WORK INSTRUCTION
Which lines in the data contain the word "Salida"? Please copy each of them.

(Items from a dataset)
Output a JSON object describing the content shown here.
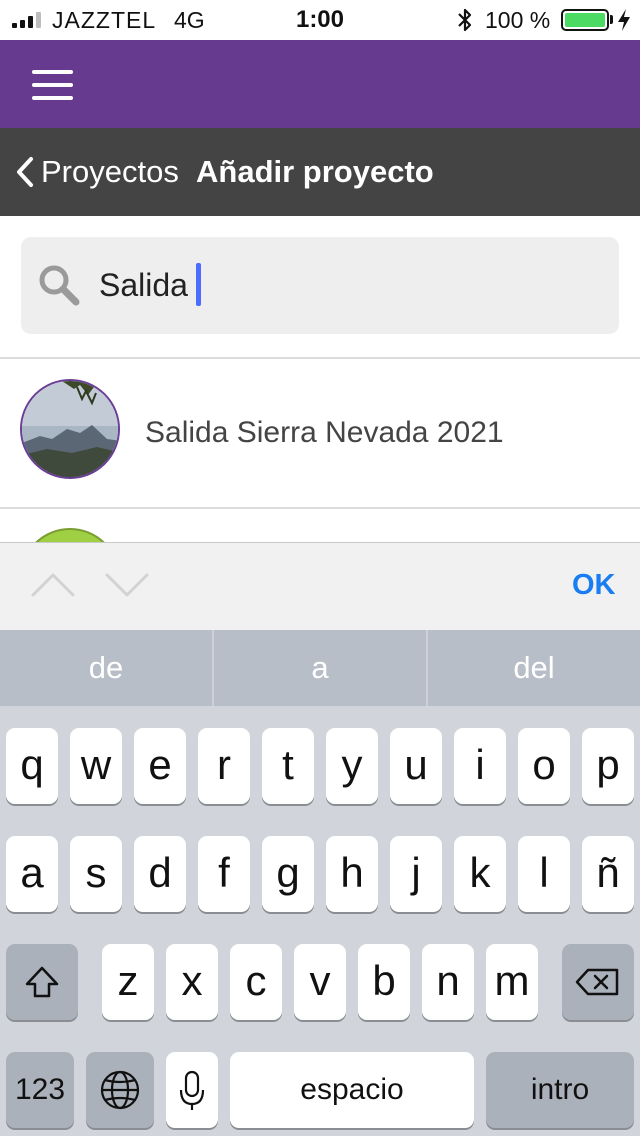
{
  "status_bar": {
    "carrier": "JAZZTEL",
    "network": "4G",
    "time": "1:00",
    "battery_percent": "100 %",
    "battery_color": "#4cd964"
  },
  "app_bar": {
    "color": "#653a8f",
    "menu_icon": "hamburger-icon"
  },
  "nav_bar": {
    "back_label": "Proyectos",
    "title": "Añadir proyecto"
  },
  "search": {
    "value": "Salida",
    "caret_color": "#4a6cff"
  },
  "results": [
    {
      "title": "Salida Sierra Nevada 2021"
    }
  ],
  "keyboard_toolbar": {
    "ok_label": "OK",
    "ok_color": "#1a7df2"
  },
  "predictions": [
    "de",
    "a",
    "del"
  ],
  "keyboard": {
    "row1": [
      "q",
      "w",
      "e",
      "r",
      "t",
      "y",
      "u",
      "i",
      "o",
      "p"
    ],
    "row2": [
      "a",
      "s",
      "d",
      "f",
      "g",
      "h",
      "j",
      "k",
      "l",
      "ñ"
    ],
    "row3": [
      "z",
      "x",
      "c",
      "v",
      "b",
      "n",
      "m"
    ],
    "numbers_label": "123",
    "space_label": "espacio",
    "return_label": "intro"
  }
}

OUTPUT FOR THIS EXERCISE
    "value": "Salida",
      "title": "Salida Sierra Nevada 2021"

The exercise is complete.